▶ [ACTIVITY]
Look through the data below, tally the lines where "title" occurs, and write the total alone.

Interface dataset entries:
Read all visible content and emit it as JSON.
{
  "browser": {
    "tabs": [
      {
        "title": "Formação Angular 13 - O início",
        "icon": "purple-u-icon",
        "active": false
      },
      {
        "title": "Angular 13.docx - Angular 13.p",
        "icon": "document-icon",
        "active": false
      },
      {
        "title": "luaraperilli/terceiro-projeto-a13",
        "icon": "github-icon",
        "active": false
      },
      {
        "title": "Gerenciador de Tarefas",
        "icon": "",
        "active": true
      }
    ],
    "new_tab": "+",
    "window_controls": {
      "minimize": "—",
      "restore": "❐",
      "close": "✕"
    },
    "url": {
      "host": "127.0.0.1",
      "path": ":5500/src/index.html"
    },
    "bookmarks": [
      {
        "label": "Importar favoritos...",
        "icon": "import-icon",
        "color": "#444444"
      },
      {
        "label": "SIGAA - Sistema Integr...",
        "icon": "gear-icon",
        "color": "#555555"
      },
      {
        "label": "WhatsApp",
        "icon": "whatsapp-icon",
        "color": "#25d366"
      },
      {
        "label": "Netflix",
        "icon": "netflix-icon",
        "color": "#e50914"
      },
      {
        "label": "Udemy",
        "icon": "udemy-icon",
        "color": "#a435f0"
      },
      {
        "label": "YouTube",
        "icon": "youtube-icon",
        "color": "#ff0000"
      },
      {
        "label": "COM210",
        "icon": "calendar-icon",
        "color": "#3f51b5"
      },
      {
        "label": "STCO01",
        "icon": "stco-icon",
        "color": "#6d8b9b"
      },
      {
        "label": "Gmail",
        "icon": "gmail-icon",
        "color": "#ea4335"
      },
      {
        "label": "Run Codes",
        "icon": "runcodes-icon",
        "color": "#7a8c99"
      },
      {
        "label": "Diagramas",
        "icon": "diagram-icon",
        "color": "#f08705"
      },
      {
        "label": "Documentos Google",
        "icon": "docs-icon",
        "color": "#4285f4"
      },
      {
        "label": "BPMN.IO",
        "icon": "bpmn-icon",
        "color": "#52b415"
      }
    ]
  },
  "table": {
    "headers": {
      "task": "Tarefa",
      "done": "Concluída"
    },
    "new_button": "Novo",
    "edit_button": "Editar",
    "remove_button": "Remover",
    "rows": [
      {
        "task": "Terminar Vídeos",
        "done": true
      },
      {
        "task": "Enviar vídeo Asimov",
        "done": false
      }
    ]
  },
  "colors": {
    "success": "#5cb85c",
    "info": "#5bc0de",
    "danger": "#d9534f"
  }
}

▶ [SOLUTION TO THE EXERCISE]
4